Like Upper Canada, there was significant political unrest. Twenty-two years after an invasion by the United States in the War of 1812, a rebellion now challenged the British rule of the predominantly French population. After the Lower Canada Rebellion, Patriote Rebellion in the Rebellions of 1837–1838 was suppressed by government troops and Loyal (Lower Canada), Loyal volunteers, the Constitutional Act 1791, 1791 Constitution was suspended on 27 March 1838 and a Special Council of Lower Canada, special council was appointed to administer the colony. An abortive attempt by revolutionary Robert Nelson (insurrectionist), Robert Nelson to declare a Republic of Lower Canada was quickly thwarted. The provinces of Lower Canada and Upper Canada were combined as the United Province of Canada in 1841, when the ''Act of Union 1840'' came into force. Their separate legislatures were combined into a single parliament with equal representation for both constituent parts, even though Lower Canada had a greater population. file:WilliamLyonMackenzie.jpeg, William Lyon Mackenzie, Upper Canada Rebellion, rebellion chief in Upper Canada File:Louis-Joseph Papineau by William Notman.jpg, Louis-Joseph Papineau, Lower Canada Rebellion, rebellion chief in Lower Canada


The Province of Lower Canada inherited the mixed set of French and English institutions that existed in the Province of Quebec during the 1763–1791 period and which continued to exist later in Canada-East (1841–1867) and ultimately in the current Province of Quebec (since 1867).


Lower Canada was populated mainly by Canadiens, an ethnic group who trace their ancestry to French people, French colonists who settled in
Canada Canada is a country in the northern part of North America North America is a continent A continent is any of several large landmasses.
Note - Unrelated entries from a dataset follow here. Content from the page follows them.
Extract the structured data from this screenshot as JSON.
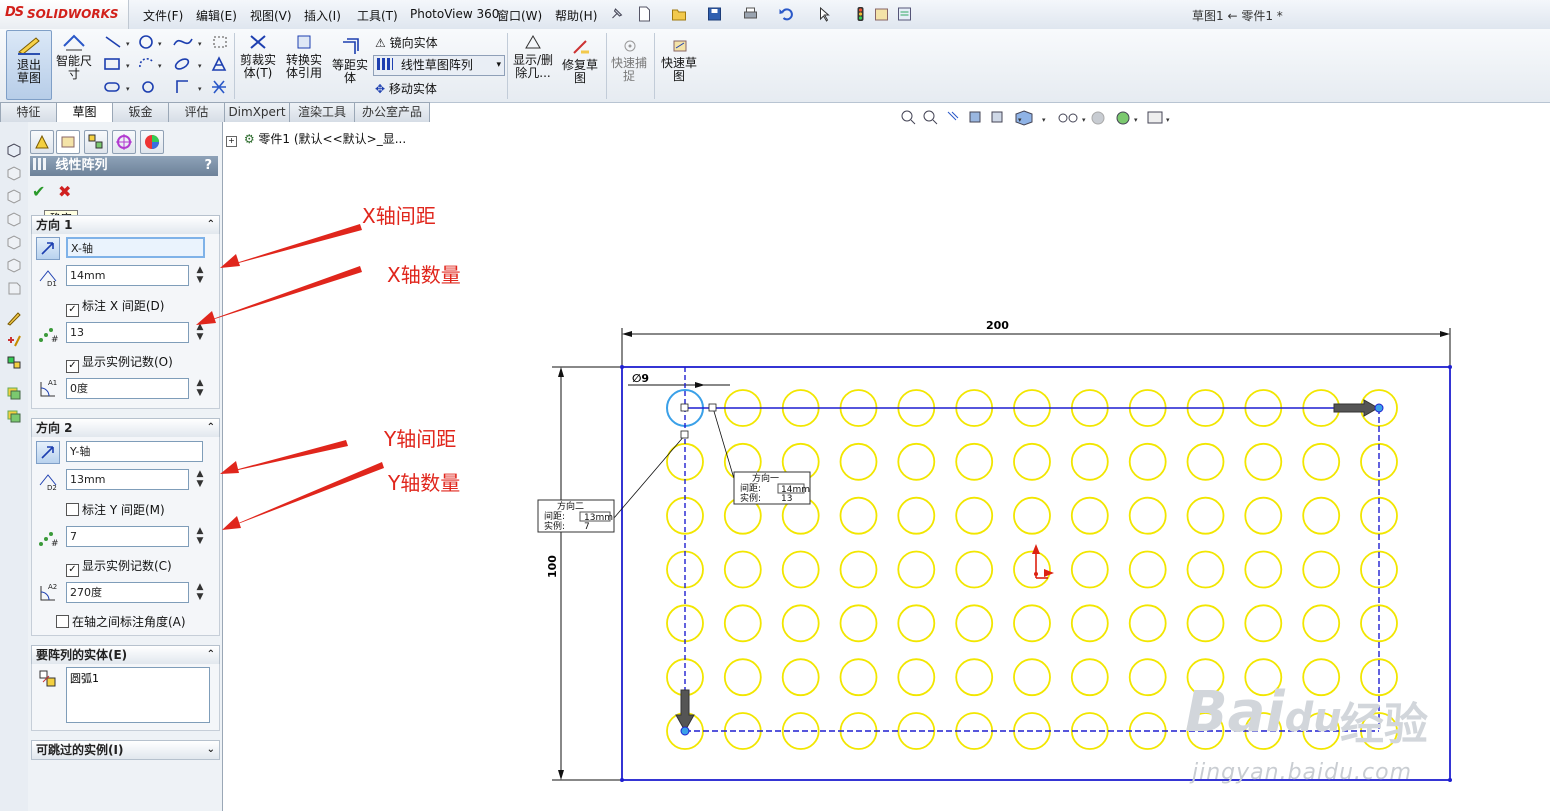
{
  "app": {
    "brand_prefix": "DS",
    "brand": "SOLIDWORKS",
    "title": "草图1 ← 零件1 *"
  },
  "menu": [
    "文件(F)",
    "编辑(E)",
    "视图(V)",
    "插入(I)",
    "工具(T)",
    "PhotoView 360",
    "窗口(W)",
    "帮助(H)"
  ],
  "ribbon": {
    "exit_sketch": "退出草图",
    "smart_dim": "智能尺寸",
    "trim": "剪裁实体(T)",
    "convert": "转换实体引用",
    "offset": "等距实体",
    "mirror": "镜向实体",
    "linear_pattern": "线性草图阵列",
    "move": "移动实体",
    "display_delete": "显示/删除几...",
    "repair": "修复草图",
    "quick_snap": "快速捕捉",
    "rapid_sketch": "快速草图"
  },
  "tabs": [
    {
      "label": "特征",
      "active": false
    },
    {
      "label": "草图",
      "active": true
    },
    {
      "label": "钣金",
      "active": false
    },
    {
      "label": "评估",
      "active": false
    },
    {
      "label": "DimXpert",
      "active": false
    },
    {
      "label": "渲染工具",
      "active": false
    },
    {
      "label": "办公室产品",
      "active": false
    }
  ],
  "tree": {
    "item": "零件1  (默认<<默认>_显..."
  },
  "pm": {
    "title": "线性阵列",
    "help": "?",
    "tooltip": "确定",
    "dir1": {
      "head": "方向 1",
      "axis": "X-轴",
      "spacing": "14mm",
      "dim_spacing_label": "标注 X 间距(D)",
      "dim_spacing_checked": true,
      "count": "13",
      "show_count_label": "显示实例记数(O)",
      "show_count_checked": true,
      "angle": "0度"
    },
    "dir2": {
      "head": "方向 2",
      "axis": "Y-轴",
      "spacing": "13mm",
      "dim_spacing_label": "标注 Y 间距(M)",
      "dim_spacing_checked": false,
      "count": "7",
      "show_count_label": "显示实例记数(C)",
      "show_count_checked": true,
      "angle": "270度",
      "axis_angle_label": "在轴之间标注角度(A)",
      "axis_angle_checked": false
    },
    "entities": {
      "head": "要阵列的实体(E)",
      "item": "圆弧1"
    },
    "skip": {
      "head": "可跳过的实例(I)"
    }
  },
  "annotations": [
    "X轴间距",
    "X轴数量",
    "Y轴间距",
    "Y轴数量"
  ],
  "sketch": {
    "width_dim": "200",
    "height_dim": "100",
    "diameter_dim": "∅9",
    "cols": 13,
    "rows": 7,
    "callout1": {
      "title": "方向一",
      "spacing_label": "间距:",
      "spacing": "14mm",
      "count_label": "实例:",
      "count": "13"
    },
    "callout2": {
      "title": "方向二",
      "spacing_label": "间距:",
      "spacing": "13mm",
      "count_label": "实例:",
      "count": "7"
    },
    "colors": {
      "outline": "#1f1fd0",
      "circle": "#f2e600",
      "selected": "#3aa0e8"
    }
  },
  "watermark": {
    "logo": "Bai",
    "logo2": "du",
    "cn": "经验",
    "url": "jingyan.baidu.com"
  }
}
Generally identified by convention (norm), convention rather than any strict criteria, ...
from the 17th century onward.


Travelling around Lower Canada was mainly by water along the St. Lawrence River. On land the only long-distance route was the Chemin du Roy or King's Highway, built in the 1730s by New France. The King's Highway was, in addition to the mail route, the primary means of long-distance passenger travel until steamboats (1815) and railways (1850s) began to challenge the royal road. The royal road's importance waned after the 1850s and would not re-emerge as a key means of transportation until the modern Highways in Quebec, highway system of Quebec was created in the 20th century.
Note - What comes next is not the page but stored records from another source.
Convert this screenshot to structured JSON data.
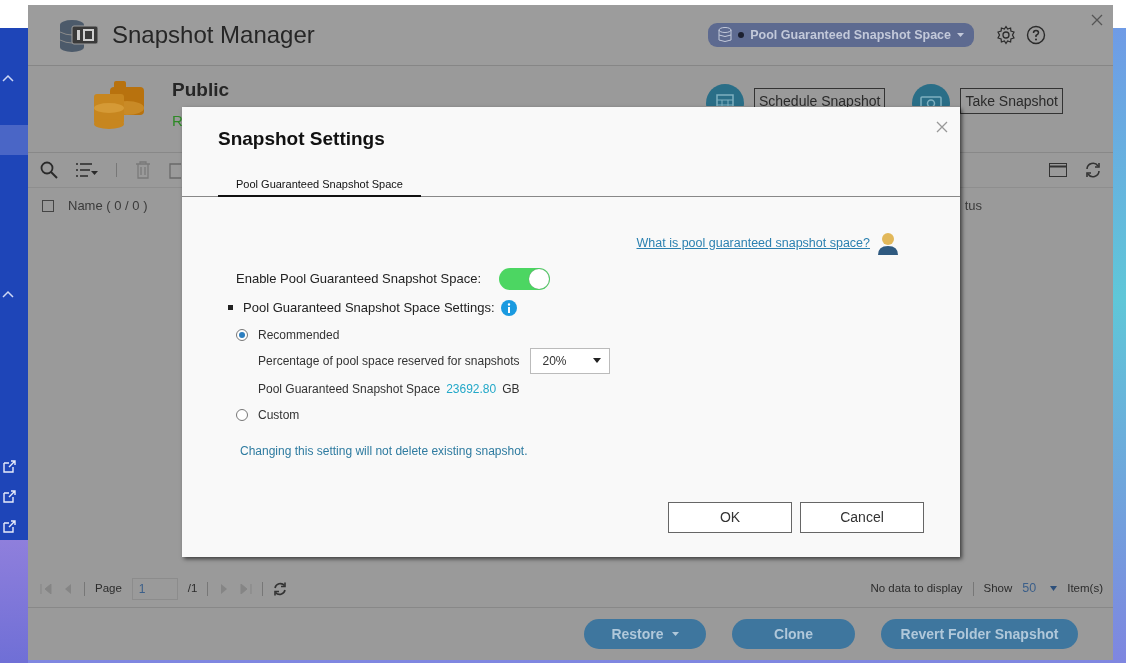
{
  "app": {
    "title": "Snapshot Manager",
    "pool_selector": "Pool Guaranteed Snapshot Space"
  },
  "volume": {
    "name": "Public",
    "status": "R"
  },
  "actions": [
    {
      "label": "Schedule Snapshot"
    },
    {
      "label": "Take Snapshot"
    }
  ],
  "table": {
    "columns": [
      "Name ( 0 / 0 )",
      "tus"
    ],
    "select_all_checked": false
  },
  "pager": {
    "page_label": "Page",
    "page": "1",
    "total": "/1",
    "summary": "No data to display",
    "show_label": "Show",
    "page_size": "50",
    "items_label": "Item(s)"
  },
  "bottom_buttons": [
    {
      "label": "Restore",
      "dropdown": true
    },
    {
      "label": "Clone",
      "dropdown": false
    },
    {
      "label": "Revert Folder Snapshot",
      "dropdown": false
    }
  ],
  "dialog": {
    "title": "Snapshot Settings",
    "tabs": [
      {
        "label": "Pool Guaranteed Snapshot Space",
        "selected": true
      }
    ],
    "help_link": "What is pool guaranteed snapshot space?",
    "enable_label": "Enable Pool Guaranteed Snapshot Space:",
    "enable_on": true,
    "section_label": "Pool Guaranteed Snapshot Space Settings:",
    "options": [
      {
        "label": "Recommended",
        "selected": true
      },
      {
        "label": "Custom",
        "selected": false
      }
    ],
    "percentage_label": "Percentage of pool space reserved for snapshots",
    "percentage": "20%",
    "space_label": "Pool Guaranteed Snapshot Space",
    "space_value": "23692.80",
    "space_unit": "GB",
    "note": "Changing this setting will not delete existing snapshot.",
    "buttons": [
      "OK",
      "Cancel"
    ]
  }
}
See also

*Canada East, period after the ''Act of Union 1840'' *Former colonies and territories in Canada *French and Indian War * French and Indian Wars *French colonial empire *List of lieutenant governors of Quebec *National Patriots' Day *Ottawa River timber trade *Province of Quebec (1763–1791) * Rebellion *Republic of Lower Canada *The Canadas *Timeline of Quebec history *Upper Canada


Further reading

* Robert Christie (Quebec politician), Robert Christie. ''A History of the Late Province of Lower Canada'', Quebec City: T. Cary/R. Montreal: Worthington, 1848–1855 (Internet Archive
All 6 volumes
* François-Xavier Garneau. ''History of Canada : from the time of its discovery till the union year'', Montreal : J. Lovell, 1860 (Internet Archive
All 3 Volumes

External links

* * *
Lower Canada - Encyclopædia BritannicaGouvernors of Lower Canada - ''Histoire du Québec'' Lower Canada - Library and Archives CanadaLower Canada - Quebec Parliament library
{{coord, 50, N, 69, W, region:CA-QC_scale:10000000, display=title Lower Canada, 1841 disestablishments in Canada History of Quebec by location British North America Former British colonies and protectorates in the Americas 1791 establishments in the British Empire States and territories established in 1791 1841 disestablishments in the British Empire 1791 establishments in North America 1791 establishments in Canada States and territories disestablished in 1841